The People's Bank of China announced Tuesday on its website that the benchmark 1-year deposit rate would rise by a quarter percentage point to 3 percent and the 1-year lending rate would increase by the same amount to 6.06 percent. The increases are effective Wednesday.
Its last rate hike came on Christmas Day, when the bank raised both benchmark rates by a quarter point. China's leaders have sought to cool surging inflation that could pose a threat to political stability.
Rising prices are especially sensitive in a country where poor families can spend up to half their incomes on food. Higher incomes have helped to offset price hikes, but inflation undercuts economic gains that help support the ruling Communist Party's claim to power.
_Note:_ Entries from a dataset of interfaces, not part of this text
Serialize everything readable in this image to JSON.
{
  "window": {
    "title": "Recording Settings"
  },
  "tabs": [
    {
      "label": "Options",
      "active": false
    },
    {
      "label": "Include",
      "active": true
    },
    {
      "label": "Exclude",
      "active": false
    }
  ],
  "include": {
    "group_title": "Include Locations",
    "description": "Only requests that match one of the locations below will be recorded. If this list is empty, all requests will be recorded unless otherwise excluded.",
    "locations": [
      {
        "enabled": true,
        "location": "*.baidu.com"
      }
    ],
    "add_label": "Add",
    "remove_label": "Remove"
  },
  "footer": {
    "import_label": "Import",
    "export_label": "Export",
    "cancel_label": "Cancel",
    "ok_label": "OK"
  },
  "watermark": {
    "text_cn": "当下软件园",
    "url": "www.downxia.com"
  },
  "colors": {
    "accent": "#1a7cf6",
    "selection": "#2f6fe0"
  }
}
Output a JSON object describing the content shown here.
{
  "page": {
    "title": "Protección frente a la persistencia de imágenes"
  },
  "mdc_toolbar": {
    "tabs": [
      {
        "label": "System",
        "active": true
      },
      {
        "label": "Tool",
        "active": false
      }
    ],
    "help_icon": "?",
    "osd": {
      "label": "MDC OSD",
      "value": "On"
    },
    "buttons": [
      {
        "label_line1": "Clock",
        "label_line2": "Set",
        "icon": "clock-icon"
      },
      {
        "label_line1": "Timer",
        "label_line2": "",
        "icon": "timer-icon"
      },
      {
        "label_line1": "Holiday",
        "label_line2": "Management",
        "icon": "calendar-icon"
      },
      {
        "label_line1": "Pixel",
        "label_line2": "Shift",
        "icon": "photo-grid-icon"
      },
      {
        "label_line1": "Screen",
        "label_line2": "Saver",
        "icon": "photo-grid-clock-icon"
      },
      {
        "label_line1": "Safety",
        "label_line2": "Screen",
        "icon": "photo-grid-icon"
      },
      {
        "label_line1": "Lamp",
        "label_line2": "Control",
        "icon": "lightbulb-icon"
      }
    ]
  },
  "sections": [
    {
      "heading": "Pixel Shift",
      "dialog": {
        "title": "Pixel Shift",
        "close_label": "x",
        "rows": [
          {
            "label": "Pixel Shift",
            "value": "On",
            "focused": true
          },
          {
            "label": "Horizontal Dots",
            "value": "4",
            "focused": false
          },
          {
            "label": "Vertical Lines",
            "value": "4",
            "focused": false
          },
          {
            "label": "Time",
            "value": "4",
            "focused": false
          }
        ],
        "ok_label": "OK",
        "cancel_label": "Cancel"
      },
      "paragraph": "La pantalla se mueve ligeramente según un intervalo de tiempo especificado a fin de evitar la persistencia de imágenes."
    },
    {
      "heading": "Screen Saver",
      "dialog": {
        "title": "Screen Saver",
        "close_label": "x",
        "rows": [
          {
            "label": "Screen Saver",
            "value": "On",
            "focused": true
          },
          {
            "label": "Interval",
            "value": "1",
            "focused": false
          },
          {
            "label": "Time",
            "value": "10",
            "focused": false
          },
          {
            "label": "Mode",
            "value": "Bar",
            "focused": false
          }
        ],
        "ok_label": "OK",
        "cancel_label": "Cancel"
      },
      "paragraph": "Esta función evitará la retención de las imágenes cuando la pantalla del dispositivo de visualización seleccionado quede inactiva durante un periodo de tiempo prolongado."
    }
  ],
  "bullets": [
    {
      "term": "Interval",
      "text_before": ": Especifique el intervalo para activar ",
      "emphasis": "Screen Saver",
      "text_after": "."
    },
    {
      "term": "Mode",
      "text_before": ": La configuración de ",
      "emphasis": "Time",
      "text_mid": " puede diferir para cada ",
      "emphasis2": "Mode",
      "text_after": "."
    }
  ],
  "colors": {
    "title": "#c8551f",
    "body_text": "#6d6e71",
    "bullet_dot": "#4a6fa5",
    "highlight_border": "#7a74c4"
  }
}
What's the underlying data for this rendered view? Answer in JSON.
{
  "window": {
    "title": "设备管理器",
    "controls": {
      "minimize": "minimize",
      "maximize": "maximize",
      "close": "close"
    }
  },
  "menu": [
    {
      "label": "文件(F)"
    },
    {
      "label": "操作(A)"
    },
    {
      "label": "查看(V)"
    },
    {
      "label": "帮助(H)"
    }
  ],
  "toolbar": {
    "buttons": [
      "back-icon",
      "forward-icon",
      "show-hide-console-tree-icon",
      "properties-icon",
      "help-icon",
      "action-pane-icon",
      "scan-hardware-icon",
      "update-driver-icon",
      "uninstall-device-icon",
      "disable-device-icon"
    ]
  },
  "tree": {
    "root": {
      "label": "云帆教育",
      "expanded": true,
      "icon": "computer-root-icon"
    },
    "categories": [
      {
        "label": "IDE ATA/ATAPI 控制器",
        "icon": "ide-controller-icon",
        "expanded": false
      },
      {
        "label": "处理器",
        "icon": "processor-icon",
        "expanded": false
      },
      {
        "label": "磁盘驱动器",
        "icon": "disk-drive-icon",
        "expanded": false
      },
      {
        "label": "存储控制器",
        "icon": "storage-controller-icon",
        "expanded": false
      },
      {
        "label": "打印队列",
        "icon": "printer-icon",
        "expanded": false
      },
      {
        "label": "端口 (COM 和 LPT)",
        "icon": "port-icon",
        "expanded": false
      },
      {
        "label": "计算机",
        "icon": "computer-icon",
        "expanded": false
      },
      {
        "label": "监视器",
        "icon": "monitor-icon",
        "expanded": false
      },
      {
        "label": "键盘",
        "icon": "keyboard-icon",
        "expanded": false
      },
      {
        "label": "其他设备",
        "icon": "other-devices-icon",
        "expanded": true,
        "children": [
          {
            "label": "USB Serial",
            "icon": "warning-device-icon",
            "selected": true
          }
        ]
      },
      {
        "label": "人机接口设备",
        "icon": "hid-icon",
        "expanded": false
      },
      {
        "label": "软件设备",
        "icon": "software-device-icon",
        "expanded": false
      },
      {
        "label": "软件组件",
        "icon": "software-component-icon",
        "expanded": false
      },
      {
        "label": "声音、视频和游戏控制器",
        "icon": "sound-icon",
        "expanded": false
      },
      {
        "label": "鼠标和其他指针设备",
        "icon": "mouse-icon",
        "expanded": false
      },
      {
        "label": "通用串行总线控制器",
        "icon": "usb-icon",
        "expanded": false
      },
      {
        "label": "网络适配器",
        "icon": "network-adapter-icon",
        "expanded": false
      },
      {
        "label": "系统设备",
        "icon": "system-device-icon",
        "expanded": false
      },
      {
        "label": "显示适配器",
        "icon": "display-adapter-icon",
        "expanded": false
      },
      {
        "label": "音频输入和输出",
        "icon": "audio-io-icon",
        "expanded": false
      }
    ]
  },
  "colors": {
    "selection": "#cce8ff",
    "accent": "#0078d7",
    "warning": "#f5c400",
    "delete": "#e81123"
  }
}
In January, the central bank signaled that fighting inflation would receive priority this year, saying in a report issued after an annual planning meeting that "stabilizing price levels will receive more prominent status."
Tuesday's announcement, which is the third rate hike since last October, dragged European shares lower. Asian markets were already closed. Investors worry that slower Chinese growth could affect the United States, Australia and other economies by cutting demand for their exports of iron ore, machinery and other goods.
Inflation jumped to a 28-month high of 5.1 percent last November before moderating in December, but it has worried leaders who fear that a sharp rise in living costs could trigger unrest. Inflation has been sticking well above the government's target of 3 percent.
China's battle with inflation marks a sharp contrast with the United States, Europe and Japan, where growth has been muted in the aftermath of the financial crisis.
China's rapid rebound from the global recession saw its economy, the world's second largest, growing at a double-digit rate - a blistering expansion that slowed by the end of last year.
Analysts expect growth to slow further this year from 2010's expansion of 10.3 percent as Beijing clamps down on credit and tries to prevent inflation, which has been largely confined to food and property, from spreading to other areas.
Chinese leaders ordered a shift from easy credit to a "prudent monetary policy" in 2011 in a planning report issued in December.
Last year's rapid growth was driven by a flood of investment in property and other areas. Analysts have urged Chinese authorities to do more to rein in the lavish lending by state-run banks that is driving investment, a large chunk of which is believed to be in speculative property deals.
In January, the banking regulator again ordered banks to tighten risk controls after the country's biggest state-run commercial banks splashed out nearly 240 billion yuan ($36.4 billion) in new loans in the first 10 days of the year.
Authorities are also considering ways to penalize banks for flouting orders to cut back lending.
Borrowing for real estate development and other projects is the lifeblood for the sales by local governments of land use rights that provide a huge share of their revenues. Such sales rose 70 percent in 2010, helping push property prices 6.4 percent higher compared with a year earlier.
A huge pool of nonbank financing nearly doubled the amount of money available for investment last year, much of it "off balance sheet" lending whose exact scale is unknown.
People's Bank of China (in Chinese): www.pbc.gov.cn